Copy every line that contains the string "eraser" from the entries below.

☆ ☆ ☆ ☆

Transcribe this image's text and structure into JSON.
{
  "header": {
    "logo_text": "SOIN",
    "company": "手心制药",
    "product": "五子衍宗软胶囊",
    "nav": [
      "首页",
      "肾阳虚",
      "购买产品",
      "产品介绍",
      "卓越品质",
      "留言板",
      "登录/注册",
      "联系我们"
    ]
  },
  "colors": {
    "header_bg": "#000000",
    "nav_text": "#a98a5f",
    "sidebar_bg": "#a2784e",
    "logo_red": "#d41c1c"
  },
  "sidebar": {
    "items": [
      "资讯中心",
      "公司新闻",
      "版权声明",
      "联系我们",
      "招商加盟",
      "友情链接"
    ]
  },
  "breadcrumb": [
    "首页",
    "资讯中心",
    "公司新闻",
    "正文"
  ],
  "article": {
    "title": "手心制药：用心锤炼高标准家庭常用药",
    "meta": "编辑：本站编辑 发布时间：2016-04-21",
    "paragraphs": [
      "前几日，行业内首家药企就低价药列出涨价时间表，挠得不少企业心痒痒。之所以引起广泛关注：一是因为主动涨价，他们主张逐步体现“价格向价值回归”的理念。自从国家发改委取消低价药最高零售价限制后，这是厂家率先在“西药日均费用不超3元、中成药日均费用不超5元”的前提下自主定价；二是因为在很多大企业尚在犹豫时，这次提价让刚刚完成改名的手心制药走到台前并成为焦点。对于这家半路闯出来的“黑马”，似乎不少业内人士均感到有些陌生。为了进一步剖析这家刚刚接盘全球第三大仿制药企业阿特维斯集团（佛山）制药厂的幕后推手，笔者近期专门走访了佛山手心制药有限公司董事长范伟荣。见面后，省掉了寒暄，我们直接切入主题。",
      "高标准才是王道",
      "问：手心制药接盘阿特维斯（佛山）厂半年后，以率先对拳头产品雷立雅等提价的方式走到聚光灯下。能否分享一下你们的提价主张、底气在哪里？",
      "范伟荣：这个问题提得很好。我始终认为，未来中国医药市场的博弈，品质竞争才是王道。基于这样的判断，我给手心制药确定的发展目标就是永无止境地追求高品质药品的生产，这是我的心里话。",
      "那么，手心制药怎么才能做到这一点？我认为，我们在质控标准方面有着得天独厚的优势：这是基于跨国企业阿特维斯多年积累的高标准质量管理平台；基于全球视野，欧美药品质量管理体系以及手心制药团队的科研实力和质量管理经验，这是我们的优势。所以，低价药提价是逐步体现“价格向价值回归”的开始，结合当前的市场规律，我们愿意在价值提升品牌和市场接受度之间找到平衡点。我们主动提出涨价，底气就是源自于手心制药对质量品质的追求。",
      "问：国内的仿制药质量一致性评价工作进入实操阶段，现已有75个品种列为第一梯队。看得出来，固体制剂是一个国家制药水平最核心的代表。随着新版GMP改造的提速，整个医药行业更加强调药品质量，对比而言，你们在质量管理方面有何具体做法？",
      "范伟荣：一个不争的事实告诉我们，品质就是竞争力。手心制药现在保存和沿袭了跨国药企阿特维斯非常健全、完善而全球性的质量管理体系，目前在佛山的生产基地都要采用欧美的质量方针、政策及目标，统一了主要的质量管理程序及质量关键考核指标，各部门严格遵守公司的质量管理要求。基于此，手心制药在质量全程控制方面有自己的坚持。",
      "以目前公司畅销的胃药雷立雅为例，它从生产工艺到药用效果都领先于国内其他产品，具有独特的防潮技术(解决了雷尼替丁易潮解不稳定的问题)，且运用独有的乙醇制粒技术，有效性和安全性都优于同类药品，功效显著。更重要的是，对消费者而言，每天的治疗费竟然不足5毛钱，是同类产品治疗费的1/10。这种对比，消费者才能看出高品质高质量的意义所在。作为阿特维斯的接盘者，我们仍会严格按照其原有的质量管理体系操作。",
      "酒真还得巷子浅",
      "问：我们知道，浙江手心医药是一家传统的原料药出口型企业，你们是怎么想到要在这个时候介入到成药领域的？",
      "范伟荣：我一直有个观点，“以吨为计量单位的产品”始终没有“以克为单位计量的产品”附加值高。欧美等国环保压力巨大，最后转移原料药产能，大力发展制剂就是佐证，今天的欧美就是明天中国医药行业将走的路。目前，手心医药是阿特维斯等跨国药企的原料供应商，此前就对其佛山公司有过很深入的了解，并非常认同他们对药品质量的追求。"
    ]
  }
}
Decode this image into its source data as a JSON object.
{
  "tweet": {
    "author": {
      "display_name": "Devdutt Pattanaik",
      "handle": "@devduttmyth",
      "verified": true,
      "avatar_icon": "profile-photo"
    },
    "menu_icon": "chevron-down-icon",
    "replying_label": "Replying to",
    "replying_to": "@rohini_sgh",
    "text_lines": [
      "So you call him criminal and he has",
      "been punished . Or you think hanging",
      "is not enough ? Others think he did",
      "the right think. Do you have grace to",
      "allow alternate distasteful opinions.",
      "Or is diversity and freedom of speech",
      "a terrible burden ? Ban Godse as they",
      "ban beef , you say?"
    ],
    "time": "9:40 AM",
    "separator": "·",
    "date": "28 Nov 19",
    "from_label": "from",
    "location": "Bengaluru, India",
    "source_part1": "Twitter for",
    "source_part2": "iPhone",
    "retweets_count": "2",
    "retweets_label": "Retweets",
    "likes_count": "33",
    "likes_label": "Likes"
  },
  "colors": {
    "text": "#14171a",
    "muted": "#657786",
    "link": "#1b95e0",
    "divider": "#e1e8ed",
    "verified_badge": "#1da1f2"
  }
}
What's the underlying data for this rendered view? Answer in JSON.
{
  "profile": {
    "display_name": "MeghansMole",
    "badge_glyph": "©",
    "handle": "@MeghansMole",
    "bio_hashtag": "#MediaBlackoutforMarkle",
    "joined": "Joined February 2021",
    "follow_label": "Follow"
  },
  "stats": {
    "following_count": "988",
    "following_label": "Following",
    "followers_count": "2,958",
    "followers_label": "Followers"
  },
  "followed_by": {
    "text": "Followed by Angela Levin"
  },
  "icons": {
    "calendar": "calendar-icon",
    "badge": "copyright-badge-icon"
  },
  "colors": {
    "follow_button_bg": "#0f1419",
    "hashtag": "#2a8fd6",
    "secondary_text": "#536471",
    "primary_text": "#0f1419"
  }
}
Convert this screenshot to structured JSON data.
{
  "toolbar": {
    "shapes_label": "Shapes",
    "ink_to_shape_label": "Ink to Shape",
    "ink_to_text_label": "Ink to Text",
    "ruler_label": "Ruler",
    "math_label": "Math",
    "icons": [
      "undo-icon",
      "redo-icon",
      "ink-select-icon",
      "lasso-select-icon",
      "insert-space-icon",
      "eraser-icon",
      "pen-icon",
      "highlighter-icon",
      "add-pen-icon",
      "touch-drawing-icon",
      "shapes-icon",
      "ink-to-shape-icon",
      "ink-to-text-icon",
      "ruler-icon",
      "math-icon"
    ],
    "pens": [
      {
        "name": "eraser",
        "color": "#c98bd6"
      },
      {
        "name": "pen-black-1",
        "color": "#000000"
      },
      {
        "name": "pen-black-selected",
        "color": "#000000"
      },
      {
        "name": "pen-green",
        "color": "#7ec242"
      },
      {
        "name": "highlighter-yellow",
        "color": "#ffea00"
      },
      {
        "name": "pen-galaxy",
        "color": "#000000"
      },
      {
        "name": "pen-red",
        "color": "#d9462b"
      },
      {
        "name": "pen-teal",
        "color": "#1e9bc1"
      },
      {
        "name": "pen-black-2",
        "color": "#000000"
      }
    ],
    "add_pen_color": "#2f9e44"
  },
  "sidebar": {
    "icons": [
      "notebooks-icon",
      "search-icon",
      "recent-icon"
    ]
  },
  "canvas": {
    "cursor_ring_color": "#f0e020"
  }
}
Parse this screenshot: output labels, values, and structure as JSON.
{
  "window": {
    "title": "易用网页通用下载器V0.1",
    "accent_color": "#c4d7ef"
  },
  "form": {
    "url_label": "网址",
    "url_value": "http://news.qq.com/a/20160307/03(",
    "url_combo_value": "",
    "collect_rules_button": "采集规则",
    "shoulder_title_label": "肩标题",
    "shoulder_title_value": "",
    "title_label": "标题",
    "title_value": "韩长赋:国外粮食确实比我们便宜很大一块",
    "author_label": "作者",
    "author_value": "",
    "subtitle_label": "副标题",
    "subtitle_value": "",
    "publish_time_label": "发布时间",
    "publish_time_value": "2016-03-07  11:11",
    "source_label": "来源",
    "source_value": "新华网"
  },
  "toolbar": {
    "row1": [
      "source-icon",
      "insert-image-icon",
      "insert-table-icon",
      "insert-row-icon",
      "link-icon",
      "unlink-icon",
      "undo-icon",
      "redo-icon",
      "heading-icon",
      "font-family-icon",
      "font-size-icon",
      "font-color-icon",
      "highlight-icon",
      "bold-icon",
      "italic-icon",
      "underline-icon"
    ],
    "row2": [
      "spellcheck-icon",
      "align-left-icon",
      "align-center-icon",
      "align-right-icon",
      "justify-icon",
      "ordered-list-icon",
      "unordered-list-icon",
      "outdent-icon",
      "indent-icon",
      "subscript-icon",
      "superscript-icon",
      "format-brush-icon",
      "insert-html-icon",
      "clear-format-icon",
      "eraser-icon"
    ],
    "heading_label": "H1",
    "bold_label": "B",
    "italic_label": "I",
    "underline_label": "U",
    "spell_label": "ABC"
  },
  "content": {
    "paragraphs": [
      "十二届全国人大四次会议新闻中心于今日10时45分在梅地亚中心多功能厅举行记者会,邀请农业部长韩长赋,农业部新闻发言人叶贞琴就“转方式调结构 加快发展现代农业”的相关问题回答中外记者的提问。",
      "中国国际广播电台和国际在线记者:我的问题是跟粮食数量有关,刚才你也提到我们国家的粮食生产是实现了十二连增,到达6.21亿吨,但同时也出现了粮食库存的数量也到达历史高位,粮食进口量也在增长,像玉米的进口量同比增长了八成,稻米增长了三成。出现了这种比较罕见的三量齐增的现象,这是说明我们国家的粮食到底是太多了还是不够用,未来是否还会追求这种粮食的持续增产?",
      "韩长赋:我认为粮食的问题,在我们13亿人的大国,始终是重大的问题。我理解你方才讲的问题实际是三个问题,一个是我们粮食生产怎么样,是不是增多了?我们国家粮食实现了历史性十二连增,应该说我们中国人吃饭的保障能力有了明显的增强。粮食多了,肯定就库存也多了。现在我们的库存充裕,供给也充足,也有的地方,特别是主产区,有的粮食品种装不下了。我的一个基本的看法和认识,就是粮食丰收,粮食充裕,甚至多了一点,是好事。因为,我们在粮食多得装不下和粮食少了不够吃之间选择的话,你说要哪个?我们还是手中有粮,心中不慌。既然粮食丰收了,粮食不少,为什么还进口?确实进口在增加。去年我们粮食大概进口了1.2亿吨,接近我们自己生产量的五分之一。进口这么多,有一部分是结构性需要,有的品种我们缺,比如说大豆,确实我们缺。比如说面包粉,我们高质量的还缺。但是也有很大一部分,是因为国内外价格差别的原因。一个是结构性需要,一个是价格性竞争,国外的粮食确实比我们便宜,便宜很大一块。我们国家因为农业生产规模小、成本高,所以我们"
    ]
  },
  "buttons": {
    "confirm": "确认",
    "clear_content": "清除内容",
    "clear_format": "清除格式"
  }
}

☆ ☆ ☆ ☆

Expected answer.
      "eraser-icon",
        "name": "eraser",
      "eraser-icon"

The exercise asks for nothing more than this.